Donald Hall Received Silver Stars Rescuing Pilots

hall2Chief Master Sergeant Donald J. Hall, was awarded two Silver Stars, one posthumously. Born March 26, 1937, in Wichita, Kan., Hall was raised in Stroud, graduating from high school there.

He enlisted in the Air Force in 1955 and was trained as a Helicopter Flight Engineer. He also took Tropical Survival School and was sent to Southeast Asia. He was a member of the 38th Air Rescue and Recovery Squadron.

On Oct. 5, 1966, Hall and another crew member attempted to rescue a downed American F-4 Phantom jet crew. Numerous attempts failed and on one pass Hall and a crew member were wounded by ground fire. The aircraft’s pilot was ready to abandon the rescue attempt because of the wounded Airmen. Hall, though wounded, insisted he and the other crew member were OK. They made another pass and recovered the F-4 crew.

On Feb. 6, 1967, Hall and a rescue helicopter went to rescue another downed pilot. The weather was foul so they returned to base. Later the same day they returned to rescue the plot. They were hit by heavy ground fire. The helicopter caught fire, lost hydraulic power and spun out of control. Hall and other crew members were killed.

For his bravery, Hall was awarded two Silver Star Medals for Gallantry plus a Purple Heart.

Willard F. Parish in First Major Battle of Vietnam War

parish2Specialist 4 Willard F. Parish was born June 30, 1941, and grew up in Bristow. He entered the Army in November 1963 and trained as a mortarman.

He was awarded the Silver Star for Gallantry in the first major battle in Vietnam between American and North Vietnamese troops. The unit fought in the Ia Drang Valley west of Plei Me at Landing Zone X-Ray on Nov. 14 and 15, 1965. Parish fired an M-60 machine gun during this battle. He would say he looked to the front and “they (the enemy) were growing out of the weeds.”

When he ran out of ammunition, he stood up with a .45-caliber pistol in each hand and continued fighting the enemy force. He was awarded the Silver Star because of his “courage in the face of the enemy, his determination and heroic actions which saved many of his comrades in that area,” his Silver Star citation said. After the Army he was a country and western band leader and worked for the Oklahoma Turnpike Authority.

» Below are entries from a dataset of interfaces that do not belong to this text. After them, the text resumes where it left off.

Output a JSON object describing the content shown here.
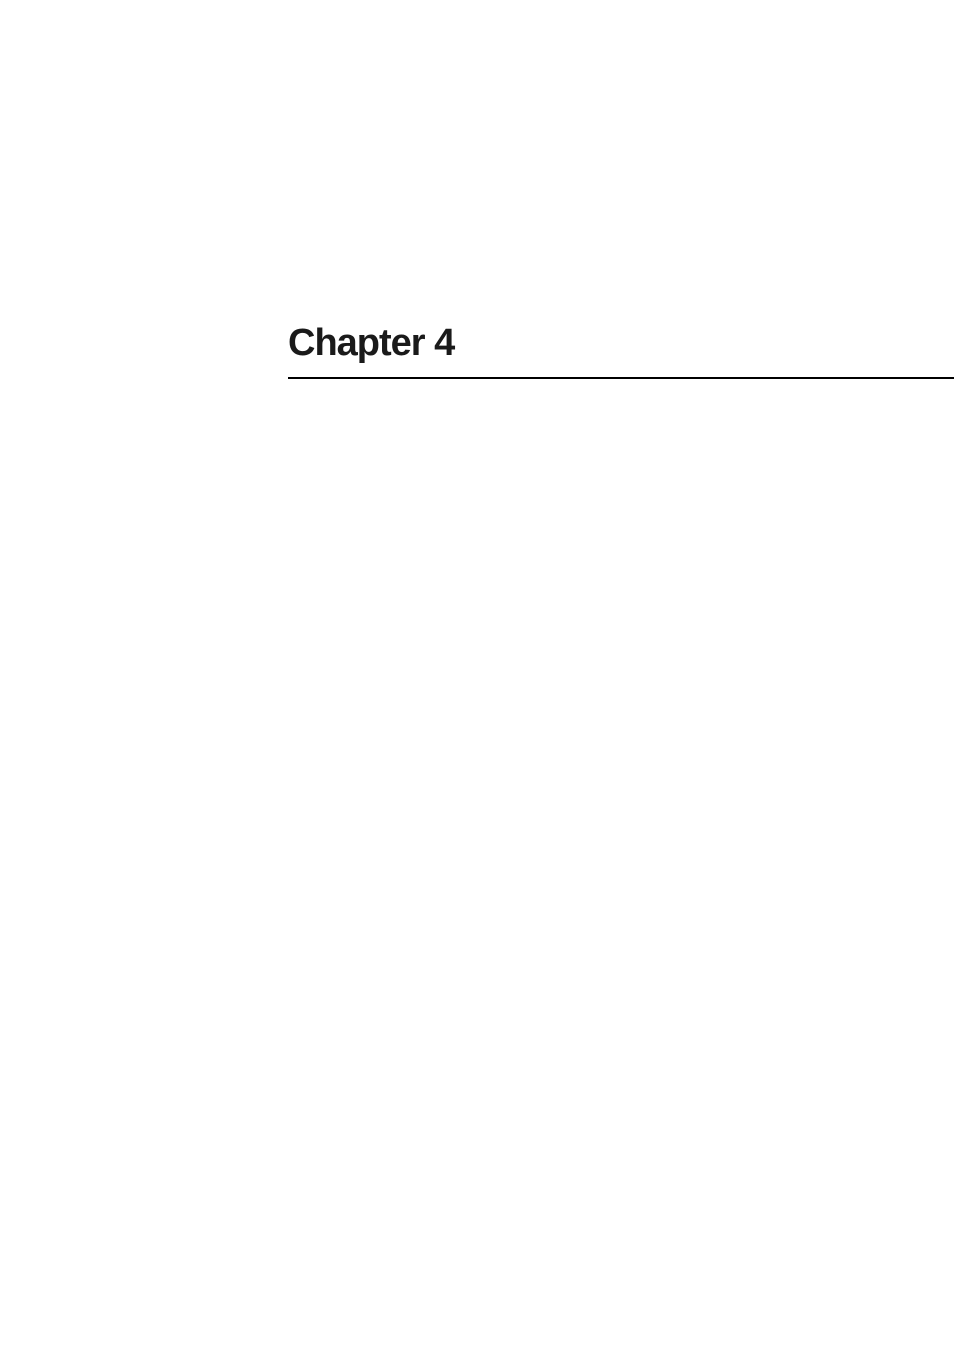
{
  "chapter": {
    "title": "Chapter 4"
  }
}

PFC Herman Wallace, Medal of Honor Recipient

wallace2A Marlow native, who was awarded the Medal of Honor posthumously during World War II, will be inducted into the Oklahoma Military Hall of Fame on Oct. 21 in Norman.

Private First Class Herman C. Wallace, who was born in Marlow, Ok., in 1924, was killed on Feb. 27, 1945, when he shielded his fellow soldiers from an exploding mine.

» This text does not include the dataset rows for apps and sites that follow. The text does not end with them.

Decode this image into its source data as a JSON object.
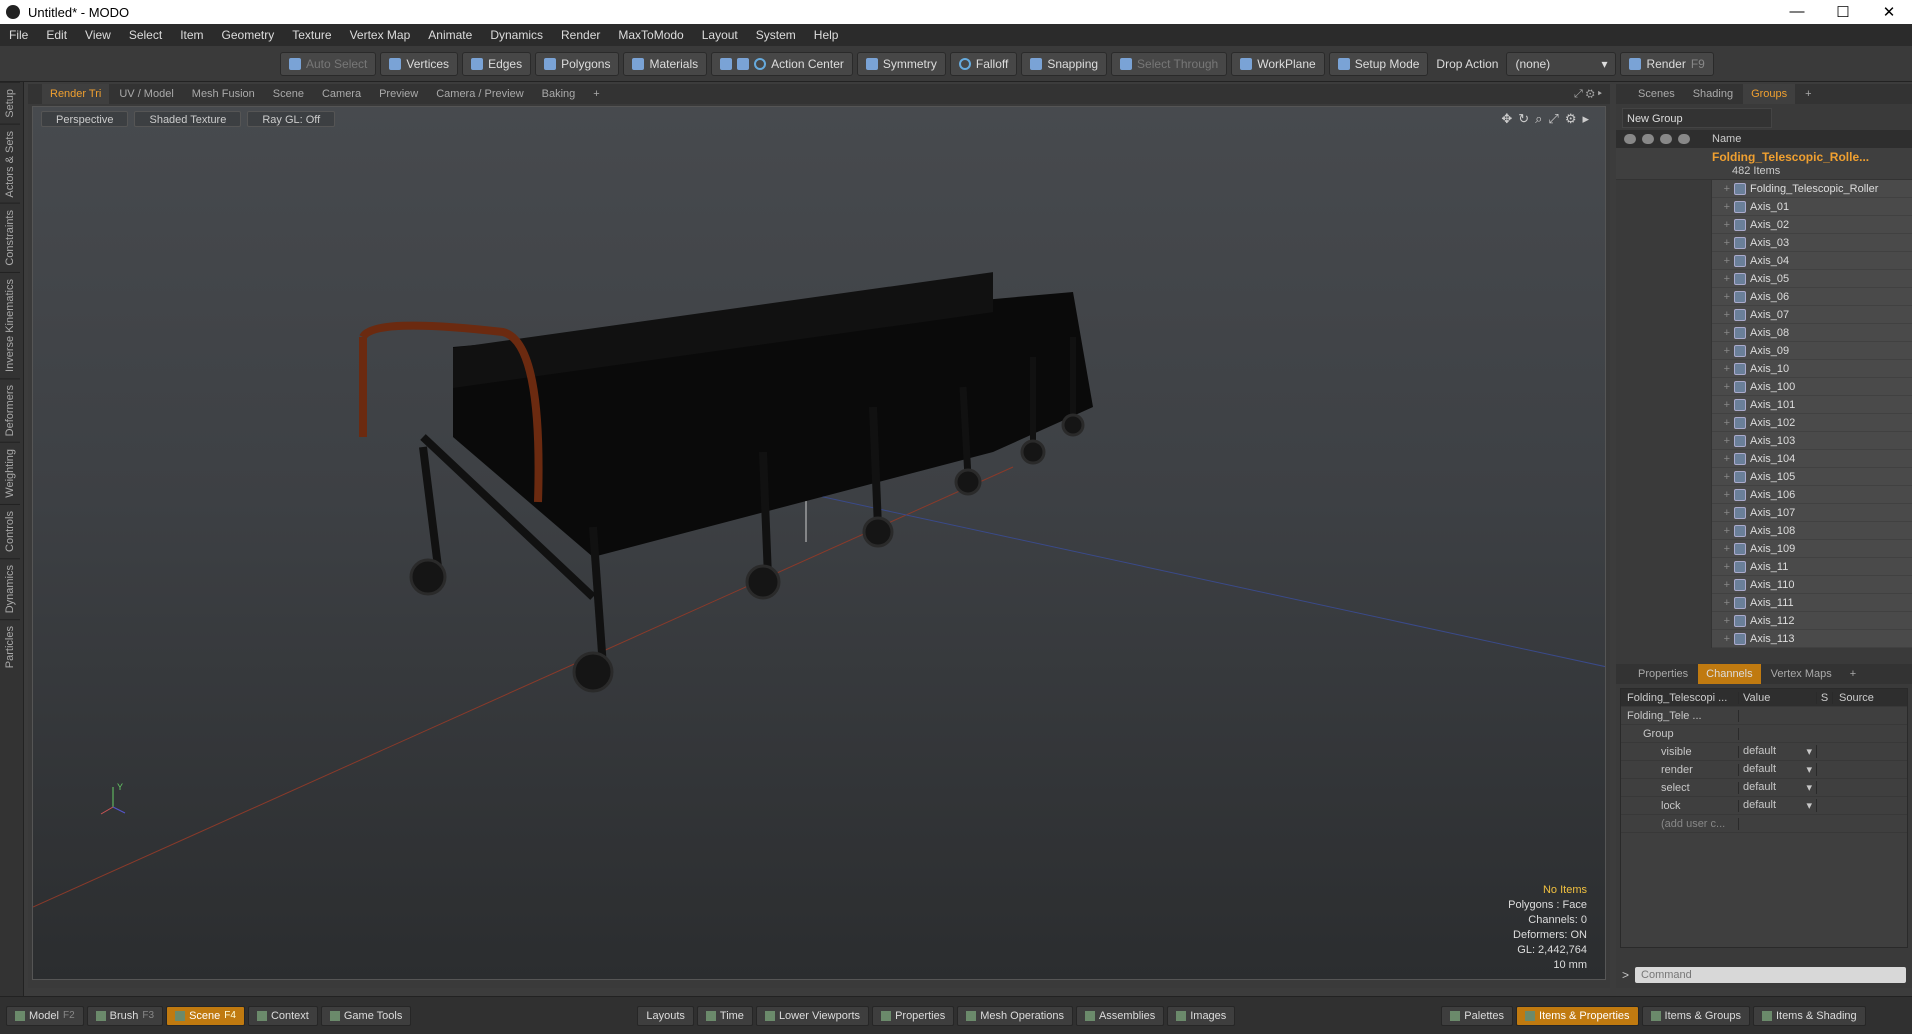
{
  "window": {
    "title": "Untitled* - MODO",
    "controls": [
      "—",
      "☐",
      "✕"
    ]
  },
  "menu": [
    "File",
    "Edit",
    "View",
    "Select",
    "Item",
    "Geometry",
    "Texture",
    "Vertex Map",
    "Animate",
    "Dynamics",
    "Render",
    "MaxToModo",
    "Layout",
    "System",
    "Help"
  ],
  "toolbar": {
    "auto_select": "Auto Select",
    "vertices": "Vertices",
    "edges": "Edges",
    "polygons": "Polygons",
    "materials": "Materials",
    "action_center": "Action Center",
    "symmetry": "Symmetry",
    "falloff": "Falloff",
    "snapping": "Snapping",
    "select_through": "Select Through",
    "workplane": "WorkPlane",
    "setup_mode": "Setup Mode",
    "drop_action_label": "Drop Action",
    "drop_action_value": "(none)",
    "render": "Render",
    "render_key": "F9"
  },
  "left_tabs": [
    "Setup",
    "Actors & Sets",
    "Constraints",
    "Inverse Kinematics",
    "Deformers",
    "Weighting",
    "Controls",
    "Dynamics",
    "Particles"
  ],
  "viewport_tabs": [
    "Render Tri",
    "UV / Model",
    "Mesh Fusion",
    "Scene",
    "Camera",
    "Preview",
    "Camera / Preview",
    "Baking",
    "+"
  ],
  "viewport": {
    "view": "Perspective",
    "shading": "Shaded Texture",
    "raygl": "Ray GL: Off",
    "stats": {
      "items": "No Items",
      "polygons": "Polygons : Face",
      "channels": "Channels: 0",
      "deformers": "Deformers: ON",
      "gl": "GL: 2,442,764",
      "scale": "10 mm"
    },
    "axis_y": "Y"
  },
  "right_tabs": [
    "Scenes",
    "Shading",
    "Groups",
    "+"
  ],
  "groups": {
    "new_group": "New Group",
    "name_header": "Name",
    "group_name": "Folding_Telescopic_Rolle...",
    "group_count": "482 Items",
    "items": [
      "Folding_Telescopic_Roller",
      "Axis_01",
      "Axis_02",
      "Axis_03",
      "Axis_04",
      "Axis_05",
      "Axis_06",
      "Axis_07",
      "Axis_08",
      "Axis_09",
      "Axis_10",
      "Axis_100",
      "Axis_101",
      "Axis_102",
      "Axis_103",
      "Axis_104",
      "Axis_105",
      "Axis_106",
      "Axis_107",
      "Axis_108",
      "Axis_109",
      "Axis_11",
      "Axis_110",
      "Axis_111",
      "Axis_112",
      "Axis_113"
    ]
  },
  "props_tabs": [
    "Properties",
    "Channels",
    "Vertex Maps",
    "+"
  ],
  "channels": {
    "header": [
      "Folding_Telescopi ...",
      "Value",
      "S",
      "Source"
    ],
    "root": "Folding_Tele ...",
    "group": "Group",
    "rows": [
      {
        "name": "visible",
        "value": "default"
      },
      {
        "name": "render",
        "value": "default"
      },
      {
        "name": "select",
        "value": "default"
      },
      {
        "name": "lock",
        "value": "default"
      }
    ],
    "add_user": "(add user c..."
  },
  "command": {
    "prompt": ">",
    "placeholder": "Command"
  },
  "bottom": {
    "model": "Model",
    "model_key": "F2",
    "brush": "Brush",
    "brush_key": "F3",
    "scene": "Scene",
    "scene_key": "F4",
    "context": "Context",
    "game_tools": "Game Tools",
    "layouts": "Layouts",
    "time": "Time",
    "lower_viewports": "Lower Viewports",
    "properties": "Properties",
    "mesh_operations": "Mesh Operations",
    "assemblies": "Assemblies",
    "images": "Images",
    "palettes": "Palettes",
    "items_properties": "Items & Properties",
    "items_groups": "Items & Groups",
    "items_shading": "Items & Shading"
  },
  "colors": {
    "accent": "#f0a030",
    "active_tab": "#c07a10"
  }
}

Wallace lived in Texas before the war. He and his family moved from Oklahoma to Texas in 1930 or 1931, for economic reasons, but had deep Oklahoma roots. The family members were farmers, according to a relative.

His parents, Ernest Wallace and Cleatus Shaw, were married in Duncan, Ok. On June 9, 1920. They apparently had lived in Oklahoma some time.

After moving to Texas, Herman Wallace graduated from Lubbock High School and attended Texas Tech University for one year, majoring in engineering.

Wallace joined the Army in 1942 and served in Company B, 301st Engineer Combat Battalion, and 76th Infantry Division. He was killed in action near Prumzurley, Germany while helping clear enemy mines from a road.

Wallace stepped on a well-concealed German S-Type anti-personnel mine. It was called the shrapnel mine or Bouncing Betty because it was thrown into the air, about waist high, and when it exploded it released hundreds of ball bearings, causing many casualties.

Wallace knew falling to the ground in a prone position gave him the best chance to survive, his Medal of Honor citation said. He also knew that doing that would spray the area with fragments and likely kill two of his comrades directly behind him, his citation said. Wallace deliberately put his other foot on the mine and was killed when it exploded.

“Private Wallace was killed when the charge detonated, but his supreme heroism at the cost of his life confined the blast to the ground and his own body and saved his fellow soldiers from death or injury,” his Medal of Honor citation said.

A large installation in the Bad Cannstatt district of Stuttgart, Germany, originally built by Germany, was occupied by American troops after the War. It was named Wallace Barracks in honor of Wallace.